In a nuanced article about President Obama’s decision to continue military action in Libya without congressional approval, former Obama Office of Legal Counsel nominee Dawn Johnsen criticizes the president’s reading of the law — and calls upon Congress to reverse this misinterpretation of the president’s war powers:
Contrary to the Obama administration’s legal interpretation, recent military operations in Libya — which include repeated piloted and drone air attacks — should be treated as “hostilities” under the War Powers Resolution. This is reportedly what the Justice Department’s Office of Legal Counsel advised. Yet the president rejected this view, instead siding with that of the State Department and White House counsel’s office. […]
It’s high time for Congress to exercise its own constitutional authority, as encouraged by the War Powers Resolution, and authorize the Libya operation with whatever conditions it sees fit — conditions that this administration, in contrast to the last, recognizes its constitutional obligation to honor.
Congress should also codify its understanding of the terms of the War Powers Resolution. A pending Senate resolution, which as amended by Sen. Richard Lugar specifies that hostilities have been ongoing, would accomplish both goals.

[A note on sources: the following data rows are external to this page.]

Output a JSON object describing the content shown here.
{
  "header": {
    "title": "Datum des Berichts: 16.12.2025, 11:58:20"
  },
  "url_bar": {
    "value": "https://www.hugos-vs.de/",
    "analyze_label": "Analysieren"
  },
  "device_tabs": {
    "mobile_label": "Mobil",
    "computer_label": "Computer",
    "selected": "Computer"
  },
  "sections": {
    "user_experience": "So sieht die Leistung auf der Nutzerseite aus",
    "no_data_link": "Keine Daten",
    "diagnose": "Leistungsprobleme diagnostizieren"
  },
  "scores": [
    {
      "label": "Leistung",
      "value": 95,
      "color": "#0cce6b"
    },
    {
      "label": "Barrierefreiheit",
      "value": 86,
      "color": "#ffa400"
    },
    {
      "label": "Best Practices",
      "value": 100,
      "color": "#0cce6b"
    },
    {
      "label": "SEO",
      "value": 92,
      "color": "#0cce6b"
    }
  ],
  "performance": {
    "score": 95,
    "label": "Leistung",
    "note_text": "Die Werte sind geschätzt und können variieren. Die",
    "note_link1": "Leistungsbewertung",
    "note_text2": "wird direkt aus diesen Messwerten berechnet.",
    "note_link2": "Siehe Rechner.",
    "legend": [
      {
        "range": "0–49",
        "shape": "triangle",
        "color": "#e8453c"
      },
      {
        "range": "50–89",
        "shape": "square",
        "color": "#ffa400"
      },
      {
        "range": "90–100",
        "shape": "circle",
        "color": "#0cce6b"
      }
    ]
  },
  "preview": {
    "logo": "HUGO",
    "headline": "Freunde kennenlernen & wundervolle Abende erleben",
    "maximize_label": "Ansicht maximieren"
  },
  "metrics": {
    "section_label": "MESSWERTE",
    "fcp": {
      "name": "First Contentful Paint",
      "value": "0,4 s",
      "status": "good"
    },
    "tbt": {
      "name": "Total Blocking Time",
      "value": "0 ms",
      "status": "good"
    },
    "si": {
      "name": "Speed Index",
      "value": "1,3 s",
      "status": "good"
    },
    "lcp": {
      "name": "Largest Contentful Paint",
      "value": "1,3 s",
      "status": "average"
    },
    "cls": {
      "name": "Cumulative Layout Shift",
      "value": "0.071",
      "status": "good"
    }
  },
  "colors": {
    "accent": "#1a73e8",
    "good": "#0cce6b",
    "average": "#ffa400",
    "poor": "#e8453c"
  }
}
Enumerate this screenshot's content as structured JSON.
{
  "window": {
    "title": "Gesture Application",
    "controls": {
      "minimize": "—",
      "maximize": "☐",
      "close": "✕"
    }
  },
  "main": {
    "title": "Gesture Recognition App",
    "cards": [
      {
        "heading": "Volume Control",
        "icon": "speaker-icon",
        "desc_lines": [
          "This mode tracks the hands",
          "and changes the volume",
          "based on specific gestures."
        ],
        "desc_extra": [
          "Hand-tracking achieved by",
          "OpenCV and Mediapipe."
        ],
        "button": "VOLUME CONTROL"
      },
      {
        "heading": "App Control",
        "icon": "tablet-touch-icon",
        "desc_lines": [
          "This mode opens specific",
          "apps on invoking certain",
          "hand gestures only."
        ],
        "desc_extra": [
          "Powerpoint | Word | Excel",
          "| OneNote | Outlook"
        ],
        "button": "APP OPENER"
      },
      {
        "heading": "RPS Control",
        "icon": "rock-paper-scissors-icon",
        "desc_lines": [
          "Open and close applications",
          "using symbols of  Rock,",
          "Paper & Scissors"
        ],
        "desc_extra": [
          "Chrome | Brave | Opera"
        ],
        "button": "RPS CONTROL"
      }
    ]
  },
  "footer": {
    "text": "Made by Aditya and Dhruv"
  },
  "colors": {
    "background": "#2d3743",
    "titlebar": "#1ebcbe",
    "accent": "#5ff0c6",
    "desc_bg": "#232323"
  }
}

As Johnsen points out, the administration deserves credit for rejecting the John Yoo position that presidents can simply ignore laws constraining their warmaking powers that they don’t feel like obeying — and the Obama Administration is unambiguously right about this. As far back as 1804, the Supreme Court established in Little v. Barreme that Congress may place limits on how the president exercises his authority as commander-in-chief. This is why Congress could have prevented President Bush from escalating the Iraq War, and it is also the reason why Congress can tell President Obama that he needs approval to continue combat in Libya.
In the end, Johnsen’s article highlights the utter unconscionability of the GOP’s decision to filibuster her nomination to head OLC. The OLC head’s most important and most difficult job is to tell the president of the United States when he is wrong about the law. Johnsen proved she is up to that task, and she deserved the opportunity to perform it from within the administration.